PORTLAND – It’s indicative of the size of the field for next month’s mayoral election that a forum at Deering High School next week will be held in the gym.

“We can’t hold all the candidates in one room,” said Kirsten Platt, a history teacher at the high school, adding that the 15 candidates will be given a time limit for answering questions from students during a one-hour class period on Thursday, Oct. 20.

“It will literally be like 40 seconds and then they will be asked to sit down,” she said. “It will be very strict.”

She said a strictly enforced time limit will also fend off any charges of partiality, given that one of the candidates will have home-field advantage: Markos Miller teaches Spanish at the school.

For the forum, Platt said she suggested that the students research the candidates, find out what issues they’ve said are a priority and then focus their questions on those matters.

The students in her two classes that are participating are sophomores, so it’s unlikely any are old enough to vote. But with the focus on the candidates, the issues and the ranked-choice voting method that will be used Nov. 8, the students will “be able to explain to their parents who to vote for and how to vote,” Platt said.

Platt said her students researched the city’s decision to ditch popular elections for mayor in 1923 after a Ku Klux Klan-backed campaign, tinged with anti-Catholic and anti-Jewish sentiments, to get rid of the position. They also looked into last year’s charter change that brought back the full-time job, with voters — not the City Council — picking a mayor.

“They, like many Portland voters, are wondering, ‘OK, so what does the mayor do and why is this important?’ ” she said.

The forum is a natural outgrowth of the classes, which focus on the Constitution when not researching Portland’s mayoral campaign, Platt said.

She noted that the founders apparently never considered anything other than one man, one vote when drafting that document.

“There’s no ranked-choice voting in there,” she said. “There’s no voting in there at all, in fact,” Platt added, pointing out that the Constitution didn’t mandate popular elections for any federal offices.


Until last Friday, mild-mannered Markos Miller hadn’t taken many swings — if any — at his 14 mayoral opponents. That changed Friday.

Miller held a press conference at Lincoln Park to discuss the redesigning of the Franklin Street Arterial, a project he has spearheaded in the city.

During the press conference, he criticized some of his opponents for talking the talk, but not walking the walk.

He pointed out that City Councilor and incumbent Mayor Nick Mavodones promised at his inauguration to have community-input meetings across the city.
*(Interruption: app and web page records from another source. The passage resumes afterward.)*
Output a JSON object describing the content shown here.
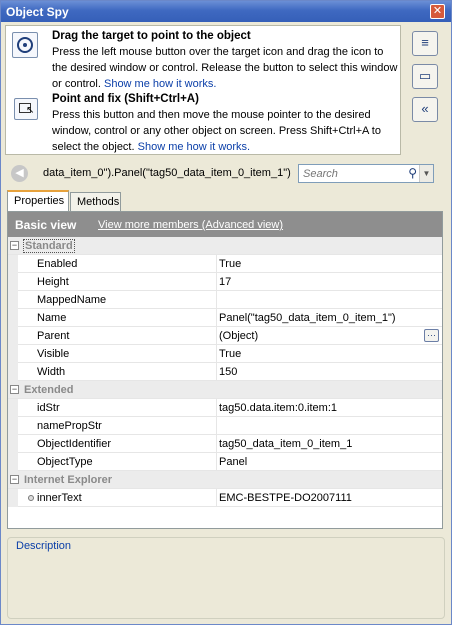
{
  "window": {
    "title": "Object Spy"
  },
  "info": {
    "drag_title": "Drag the target to point to the object",
    "drag_text": "Press the left mouse button over the target icon and drag the icon to the desired window or control. Release the button to select this window or control.",
    "drag_link": "Show me how it works.",
    "fix_title": "Point and fix (Shift+Ctrl+A)",
    "fix_text": "Press this button and then move the mouse pointer to the desired window, control or any other object on screen. Press Shift+Ctrl+A to select the object.",
    "fix_link": "Show me how it works."
  },
  "side_buttons": [
    {
      "name": "object-tree-icon",
      "glyph": "≡"
    },
    {
      "name": "highlight-icon",
      "glyph": "▭"
    },
    {
      "name": "collapse-icon",
      "glyph": "«"
    }
  ],
  "pathbar": {
    "path": "data_item_0\").Panel(\"tag50_data_item_0_item_1\")",
    "search_placeholder": "Search"
  },
  "tabs": [
    {
      "label": "Properties",
      "active": true
    },
    {
      "label": "Methods",
      "active": false
    }
  ],
  "viewbar": {
    "basic_label": "Basic view",
    "advanced_link": "View more members (Advanced view)"
  },
  "grid": {
    "categories": [
      {
        "label": "Standard",
        "rows": [
          {
            "name": "Enabled",
            "value": "True"
          },
          {
            "name": "Height",
            "value": "17"
          },
          {
            "name": "MappedName",
            "value": ""
          },
          {
            "name": "Name",
            "value": "Panel(\"tag50_data_item_0_item_1\")"
          },
          {
            "name": "Parent",
            "value": "(Object)"
          },
          {
            "name": "Visible",
            "value": "True"
          },
          {
            "name": "Width",
            "value": "150"
          }
        ]
      },
      {
        "label": "Extended",
        "rows": [
          {
            "name": "idStr",
            "value": "tag50.data.item:0.item:1"
          },
          {
            "name": "namePropStr",
            "value": ""
          },
          {
            "name": "ObjectIdentifier",
            "value": "tag50_data_item_0_item_1"
          },
          {
            "name": "ObjectType",
            "value": "Panel"
          }
        ]
      },
      {
        "label": "Internet Explorer",
        "rows": [
          {
            "name": "innerText",
            "value": "EMC-BESTPE-DO2007111"
          }
        ]
      }
    ]
  },
  "description": {
    "label": "Description"
  },
  "colors": {
    "titlebar": "#3f69c1",
    "link": "#0a3ea8",
    "tab_accent": "#e7a23c"
  }
}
That never happened, Miller said.

He also criticized Ethan Strimling for describing the mayor’s position as a “CEO-type position.”

“It’s not a CEO-type position,” he said. “The mayor won’t have the powers a (chief executive officer) has. The mayor will only be successful through consensus-building.”

Miller said Jed Rathband has talked about the need for community engagement, but hasn’t actually done much himself.

“I think it’s fair to look at people’s records,” Miller said, “and see if they match up with what the candidates say about themselves. I hope voters do that with all of us.”

In addition to being a Spanish teacher, Miller is a community organizer. He led the community-input processes for the redevelopment of the former Adams School, and the soon-to-be built pedestrian and bike connector linking the Back Cove Trail to Bayside.

He’s running on the promise of better community engagement by city government.


Endorsements are continuing to roll in and former state Sen. Michael Brennan claims he’s ahead on that score.

“I’m the only candidate to be endorsed by the League of Young Voters, the teachers (the Portland Education Association) and Portland Tomorrow,” he said.

Two of those endorsements came Tuesday. Brennan was backed by Portland Tomorrow, a group of city leaders including several members of the charter commission that created the elected mayor’s post. He also was supported by the education association, which picked current Mayor Nicholas Mavodones — who’s married to a Portland school principal — as its top choice.

The association endorsed Brennan as its second choice, Miller third and Ethan Strimling, on leave as head of LearningWorks, an at-risk youth education group, as its fourth choice.

Portland Tomorrow had been expected to endorse several candidates, but couldn’t agree on anyone other than Brennan, said Pam Plumb, a former councilor and mayor herself and member of the group’s 10-person steering committee.

The committee interviewed all 15 candidates and very quickly settled on Brennan as the top choice, Plumb said.

“It became more complicated after that,” she said. “There are a lot of choices out there in this pack and it became more difficult to make a collective decision.” Plumb noted that the group’s endorsement included a note encouraging voters to educate themselves on the issues and rank at least five or six choices, even if Portland Tomorrow couldn’t come to a consensus after one candidate.

In ranked-choice voting, the lowest vote-getter is dropped after each round of tallying and the second-choice votes cast by that candidate’s supporters are allocated to other candidates. The process continues until one candidate has at least 50 percent plus one of the remaining ballots.

Plumb said voters who only select one candidate — or even two or three — run the risk of not having their ballots count if all their choices are knocked out.

“It’s almost inconceivable that anyone will get 50 percent plus one on the first ballot,” Plumb said.

Staff Writer Edward D. Murphy can be contacted at 791-6465 or at: [email protected]